Dr. van Donkelaar is an Associate Member at ICORD and the Director of the School of Health and Exercise Sciences at UBC’s Okanagan campus. Dr. van Donkelaar completed his undergrad and Master’s degrees at UBC and has a Ph.D. in Clinical Neurosciences from the University of Calgary. He subsequently completed post-doctoral training at Oxford University before obtaining a faculty position at the University of Oregon in 1997. He moved to his current position in 2011.
Dr. van Donkelaar works with Dr. Peter Cripton on an industry-partnered project examining the efficacy of helmet liner materials to mitigate the forces imparted on the head during contact sport impacts.
He has collaborated with Dr. Alex Rauscher (UBC Department of Pediatrics) in using advanced myelin water imaging to characterize the white matter damage resulting from sport-related concussion.
He has recently initiated a collaboration with Dr. Eve Valera from Harvard University investigating the effects of traumatic brain injury in victims of intimate partner violence.
Techniques and Technology Employed in the Lab
- B·KIN KINARM system
- Northern Digital 3D motion capture
- Magstim transcranial magnetic stimulation
- Spencer Technologies transcranial Doppler ultrasound
- Finopres automated blood pressure monitoring
Affiliations with Organizations
- Society for Neuroscience
- International Brain Injury Association
Current Lab Members
|Master Students||Ph.D. Students||Postdoctoral Fellows|
|Kevin Bouliane||Mike Kennefick||Dr. Jon Smirl|
|Jill Dierijck||Colin Wallace|
|Sarah Markson||Sandy Wright|
Current Opportunities in the Lab
Please contact Dr. van Donkelaar with inquiries.
- Wright, AD et al.. 2018. Cerebral Autoregulation Is Disrupted Following a Season of Contact Sports Participation.. Front Neurol. doi: 10.3389/fneur.2018.00868.
- Wallace, C, Zetterberg, H, Blennow, K, van Donkelaar, P. 2018. No change in plasma tau and serum neurofilament light concentrations in adolescent athletes following sport-related concussion.. PLoS ONE. doi: 10.1371/journal.pone.0206466.
- Wallace, C et al.. 2018. Heading in soccer increases serum neurofilament light protein and SCAT3 symptom metrics.. BMJ Open Sport Exerc Med. doi: 10.1136/bmjsem-2018-000433.
- Kennefick, M, Wright, AD, Smirl, JD, van Donkelaar, P. 2018. Anticipatory postural adjustments as a function of response complexity in simple reaction time tasks.. Neurosci.

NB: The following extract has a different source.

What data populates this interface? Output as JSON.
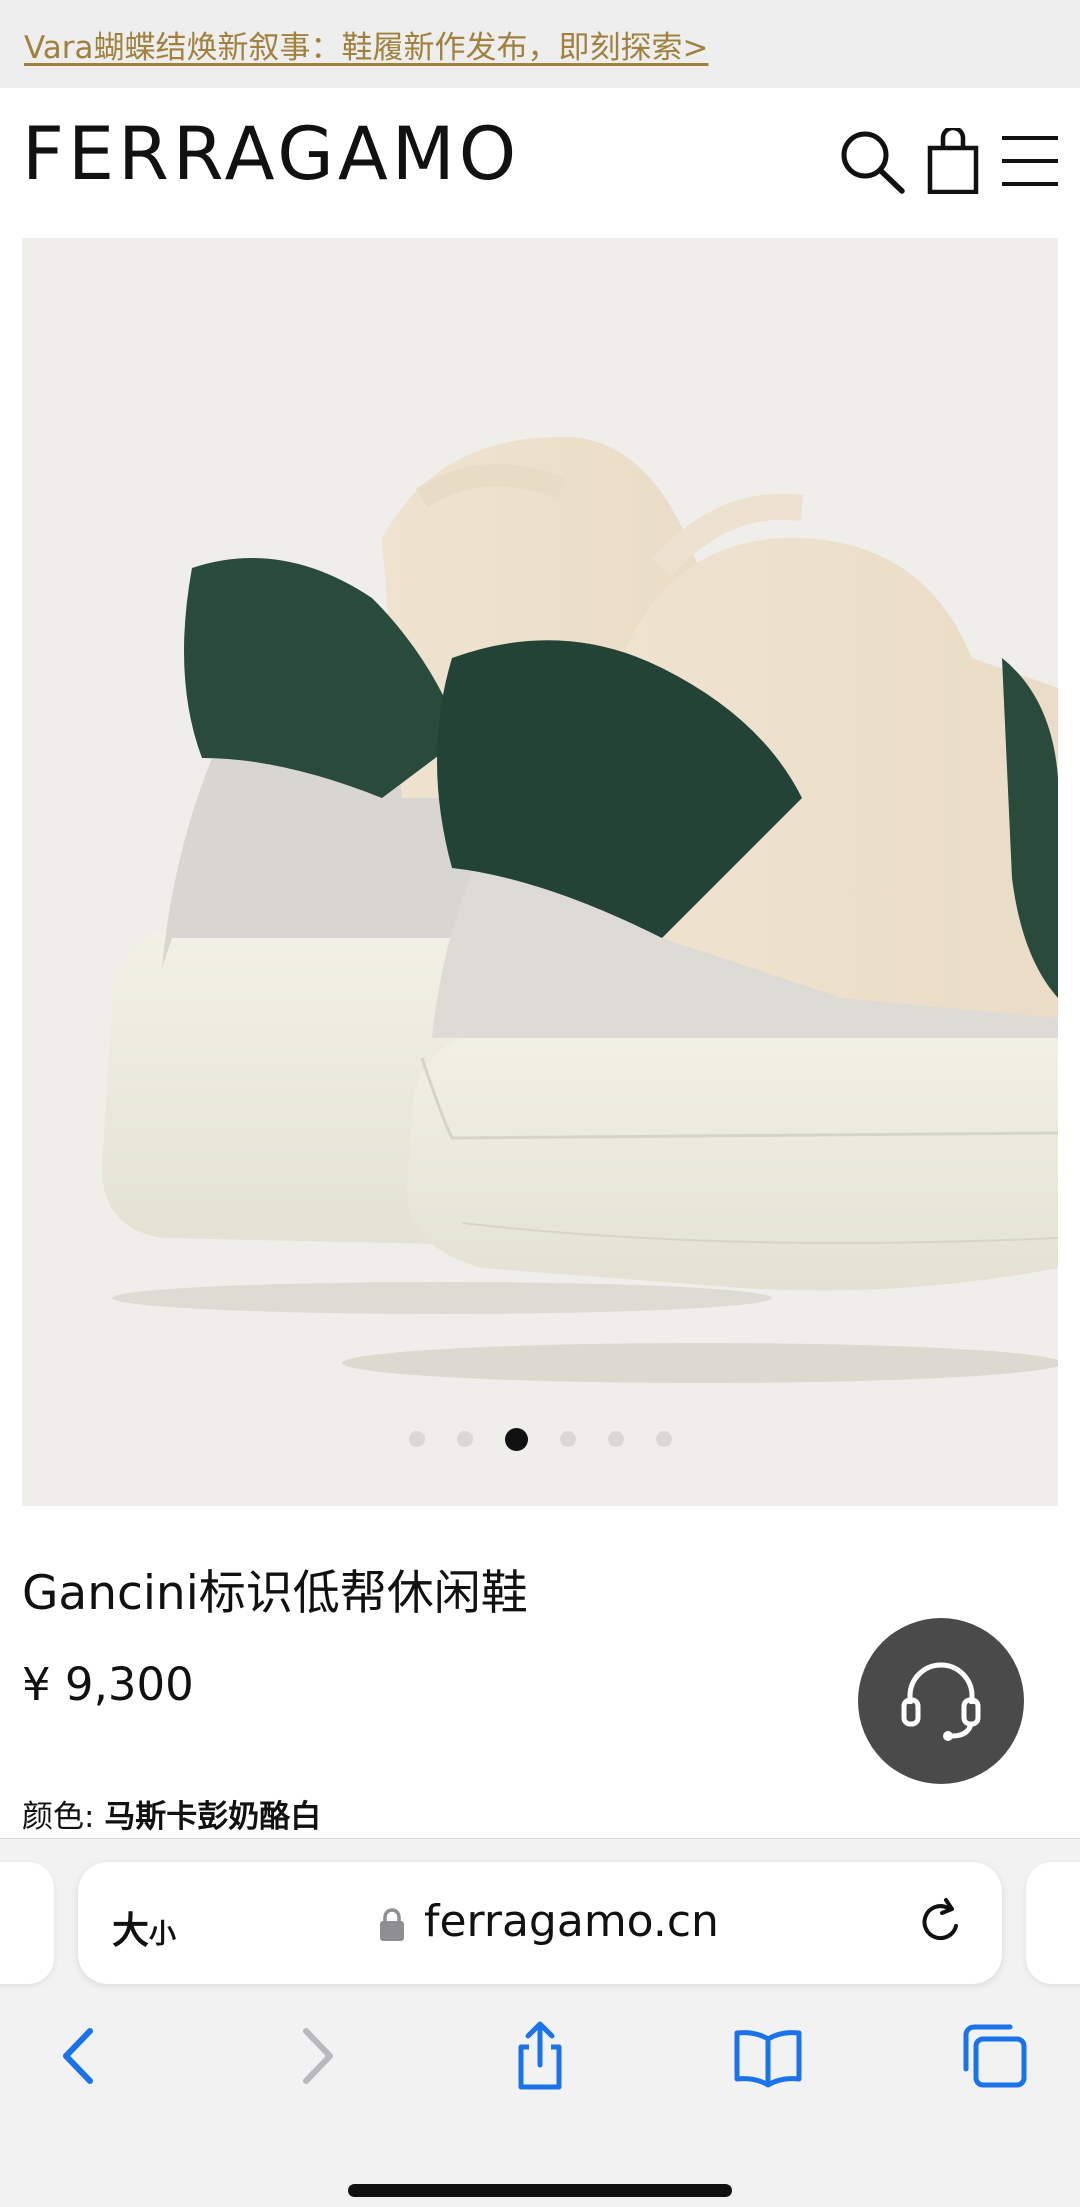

Lett. doi: 10.1016/j.neulet.2018.06.058.
- van Donkelaar, P, Dierijck, J, Wright, A, Smirl, J. 2018. A History of Concussion Does Not Lead to an Increase in Ocular Near Point of Convergence.. Int J Sports Med. doi: 10.1055/s-0044-101454.